═══ Data in this exercise ═══

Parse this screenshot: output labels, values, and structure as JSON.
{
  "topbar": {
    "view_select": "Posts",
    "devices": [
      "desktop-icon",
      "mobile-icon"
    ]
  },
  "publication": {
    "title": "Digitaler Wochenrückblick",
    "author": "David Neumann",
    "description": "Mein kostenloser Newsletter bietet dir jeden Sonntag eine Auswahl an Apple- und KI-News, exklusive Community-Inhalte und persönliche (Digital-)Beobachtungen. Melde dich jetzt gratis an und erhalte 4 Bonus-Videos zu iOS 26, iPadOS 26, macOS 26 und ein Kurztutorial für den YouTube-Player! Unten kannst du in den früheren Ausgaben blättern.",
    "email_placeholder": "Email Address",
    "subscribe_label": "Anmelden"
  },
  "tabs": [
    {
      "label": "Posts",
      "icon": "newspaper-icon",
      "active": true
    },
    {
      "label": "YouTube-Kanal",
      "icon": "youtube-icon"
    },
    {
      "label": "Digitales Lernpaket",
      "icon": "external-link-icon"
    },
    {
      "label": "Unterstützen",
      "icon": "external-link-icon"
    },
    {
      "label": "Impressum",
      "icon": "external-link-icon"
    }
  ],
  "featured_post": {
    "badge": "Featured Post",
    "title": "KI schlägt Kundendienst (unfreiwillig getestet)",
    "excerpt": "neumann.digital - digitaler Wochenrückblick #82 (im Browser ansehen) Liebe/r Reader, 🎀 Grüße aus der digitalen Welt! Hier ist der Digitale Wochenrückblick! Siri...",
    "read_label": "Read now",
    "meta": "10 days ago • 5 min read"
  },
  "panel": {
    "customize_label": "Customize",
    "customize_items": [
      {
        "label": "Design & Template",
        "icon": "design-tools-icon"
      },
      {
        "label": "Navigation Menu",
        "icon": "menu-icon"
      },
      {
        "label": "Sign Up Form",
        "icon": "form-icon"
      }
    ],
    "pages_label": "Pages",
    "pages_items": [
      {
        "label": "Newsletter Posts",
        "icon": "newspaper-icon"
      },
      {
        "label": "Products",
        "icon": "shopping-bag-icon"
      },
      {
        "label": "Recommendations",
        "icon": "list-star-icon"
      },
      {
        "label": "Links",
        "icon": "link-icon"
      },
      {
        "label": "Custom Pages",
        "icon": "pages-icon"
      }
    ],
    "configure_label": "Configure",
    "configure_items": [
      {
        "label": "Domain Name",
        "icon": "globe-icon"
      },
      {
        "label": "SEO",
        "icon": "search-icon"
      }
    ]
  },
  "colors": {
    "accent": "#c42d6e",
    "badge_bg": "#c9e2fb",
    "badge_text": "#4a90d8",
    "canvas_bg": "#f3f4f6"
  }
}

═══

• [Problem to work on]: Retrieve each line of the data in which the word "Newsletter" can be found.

• [Task solution]:
    "description": "Mein kostenloser Newsletter bietet dir jeden Sonntag eine Auswahl an Apple- und KI-News, exklusive Community-Inhalte und persönliche (Digital-)Beobachtungen. Melde dich jetzt gratis an und erhalte 4 Bonus-Videos zu iOS 26, iPadOS 26, macOS 26 und ein Kurztutorial für den YouTube-Player! Unten kannst du in den früheren Ausgaben blättern.",
        "label": "Newsletter Posts",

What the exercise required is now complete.